The cause of Ananias going to this man does not seem reasonable to Ananias in view of Saul’s reputation for cruelty to Christians. Why, Lord, would you have me go to this man? “Then Ananias answered, Lord, I have heard by many of this man, how much evil he hath done to thy saints at Jerusalem:14 And here he hath authority from the chief priests to bind all that call on thy name.” None of this made sense to Ananias and, frequently, the Lord calls us to a circumstance whose purpose is known only to the Lord. Ananias never questions the Lord’s orders, but he questions if he has understood aright.
“But the Lord said unto him, Go thy way: for he is a chosen vessel unto me, to bear my name before the Gentiles, and kings, and the children of Israel: 16For I will shew him how great things he must suffer for my name’s sake.” Saul is being called to a very high Office, but he will suffer at least as badly as he has caused others to suffer in the cause of Christ. Were these decisions made by mere men, you and I would probably have ended Saul’s life long before the Damascus Road, but God knows the end from the beginning and the end of Saul will be a glorious one.
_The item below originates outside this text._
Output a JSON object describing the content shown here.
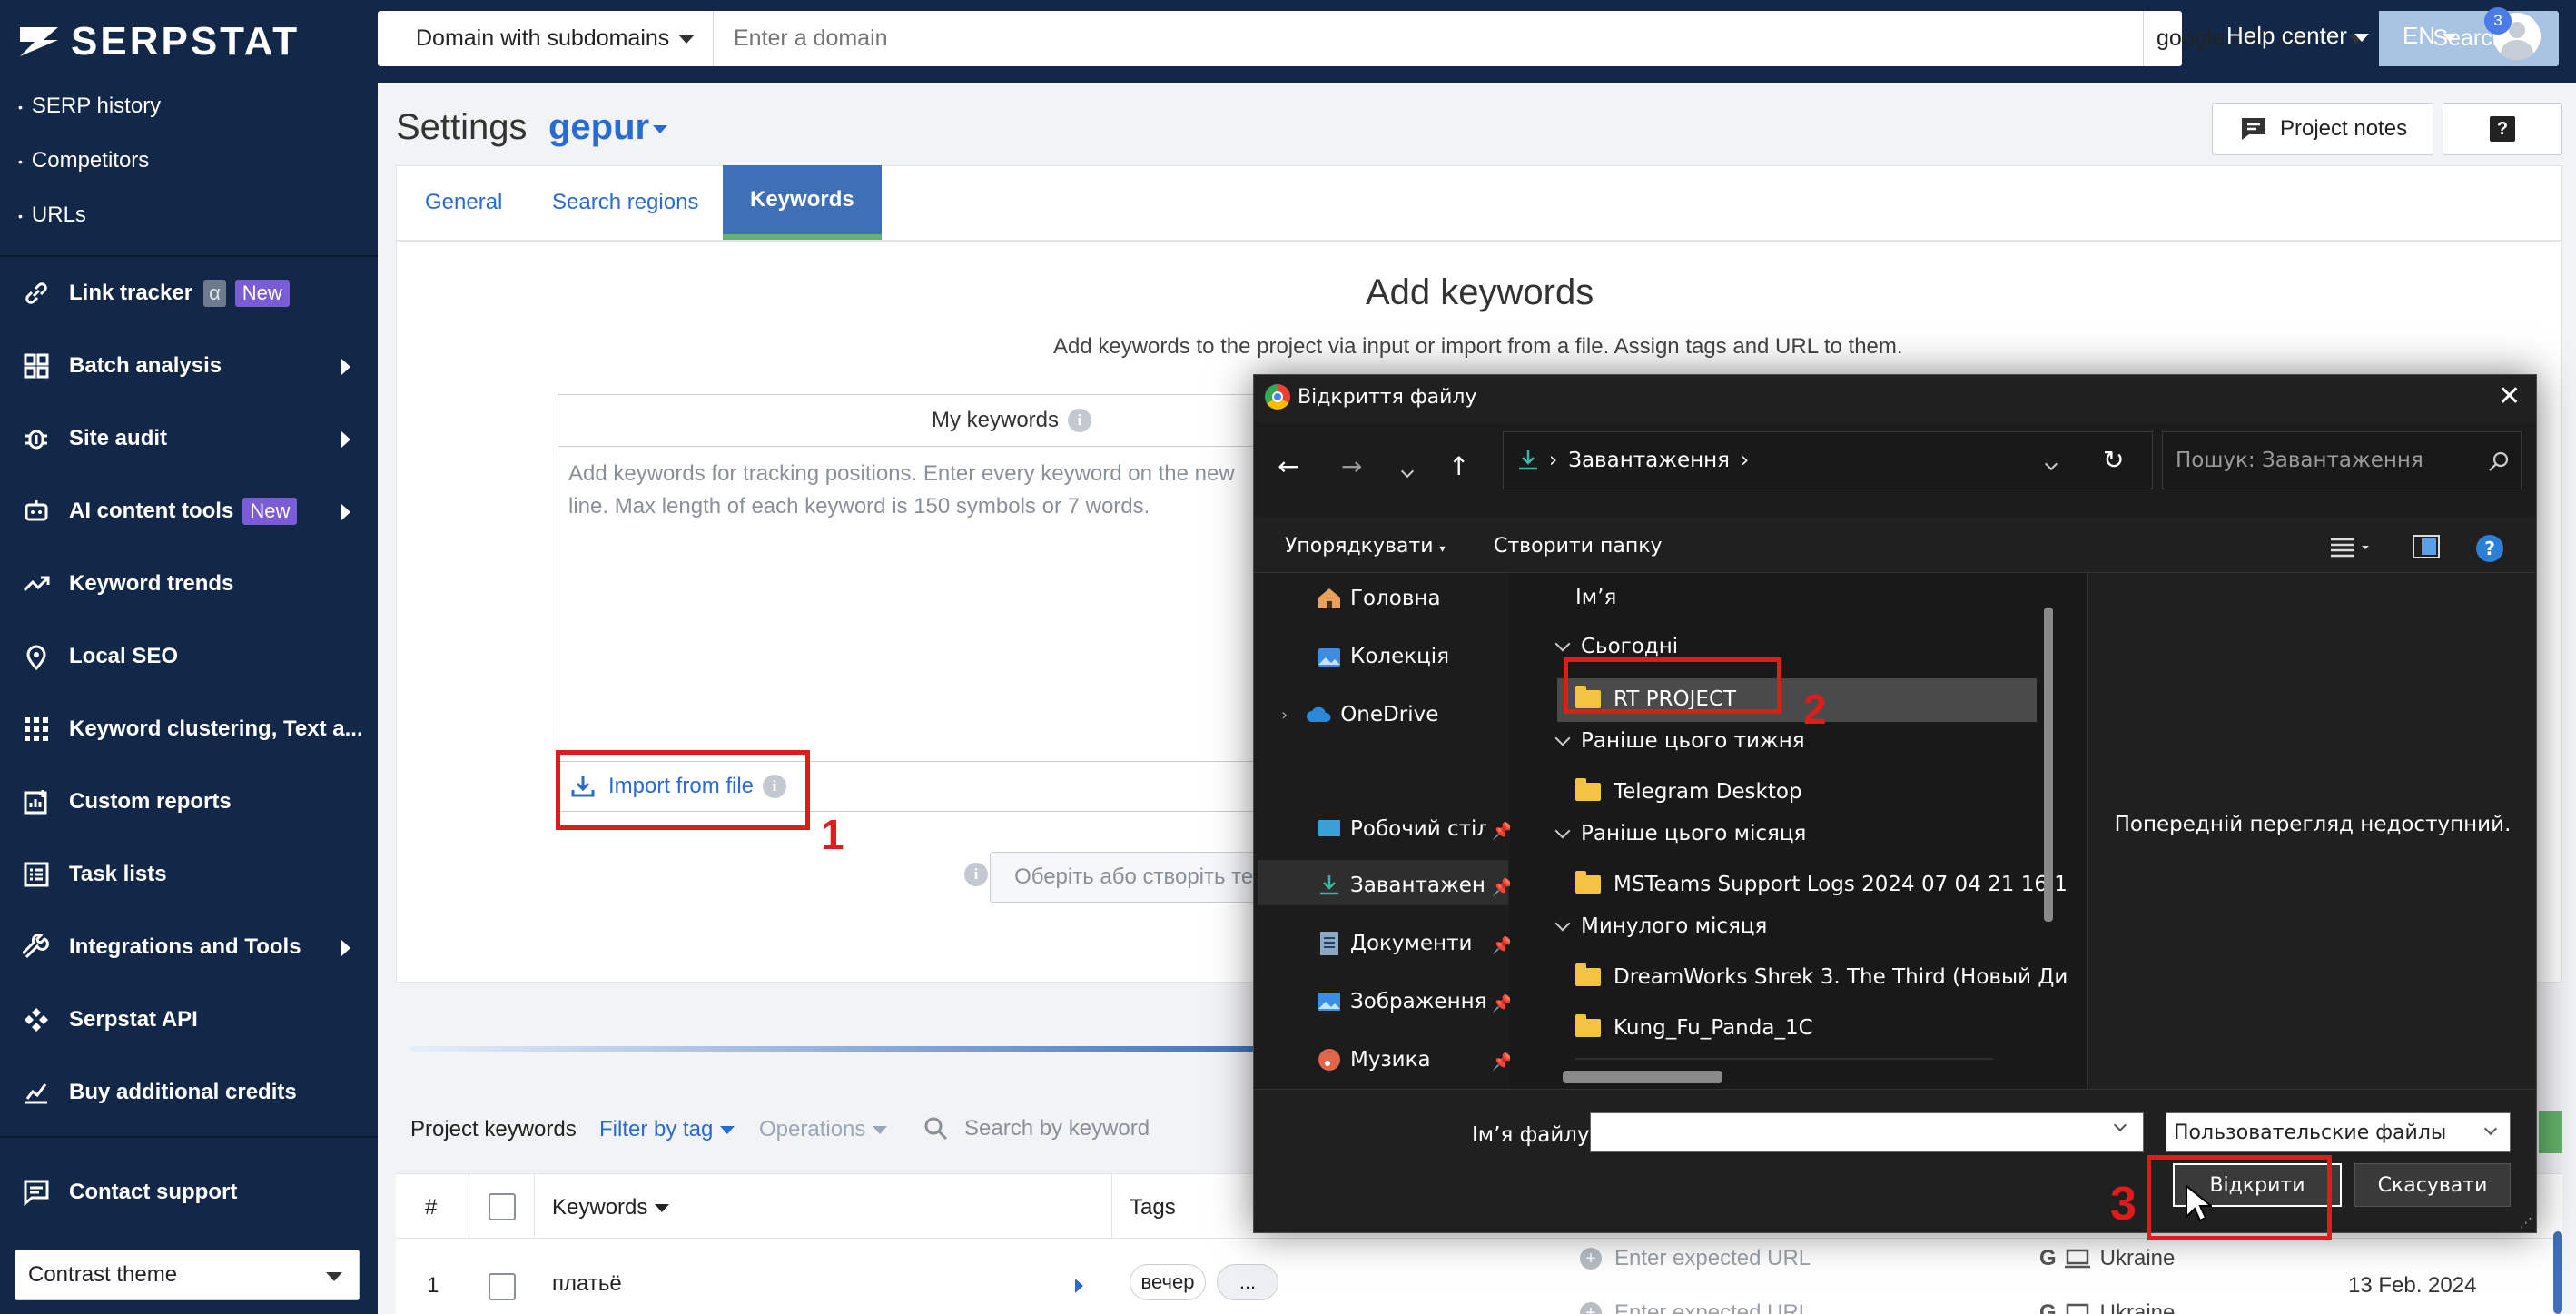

“And Ananias went his way, and entered into the house; and putting his hands on him said, Brother Saul, the Lord, even Jesus, that appeared unto thee in the way as thou camest, hath sent me, that thou mightest receive thy sight, and be filled with the Holy Ghost.” Poor Ananias. He is a man of courage in the Lord. For all he knew, Saul would lash out at him and have him arrested and perhaps stoned. But we must obey God and not take counsel of our fears. When a blind man receives his sight again, the world seems full of light and color. But when he receives his spiritual sight, the earth appears bland and unappealing. Heaven looms large and beautiful! The Holy Ghost gives spiritual eyes to Saul! Now Saul knows the Person of the Lord who appeared to him on the way was Jesus.
“And immediately there fell from his eyes as it had been scales: and he received sight forthwith, and arose, and was baptized.” Were it not so very solemn an event, it would almost be humorous to observe this man, “breathing out threatenings and slaughter against the disciples of the Lord,” suddenly and completely changed in his nature, and becoming the very thing he came to destroy. This is the Lord’s work. It is much like a plain bar of metal that has every physical property of a magnet, except magnetism. When it is properly charged with the invisible electromagnetic charge, it assumes the same property of that other magnet. That is what happens when God brings us to salvation. We may appear as the old man, but there is a new nature inside. Saul was made to see, not only physically but spiritually. Not time to waste when we come to the Lord. We must come all the way. Saul was immediately baptized.
“And when he had received meat, he was strengthened. Then was Saul certain days with the disciples which were at Damascus.” When a man is blind, he may not eat the Bread of Heaven. But now Saul has his sight restored and he does eat physical bread and also the Bread of Heaven. Instead of coming in the fires of persecution, Saul is now sojourning with the disciples whom he would have never thought to do only three days past. When you came to Christ, did your vision change and did your fellowship along with it?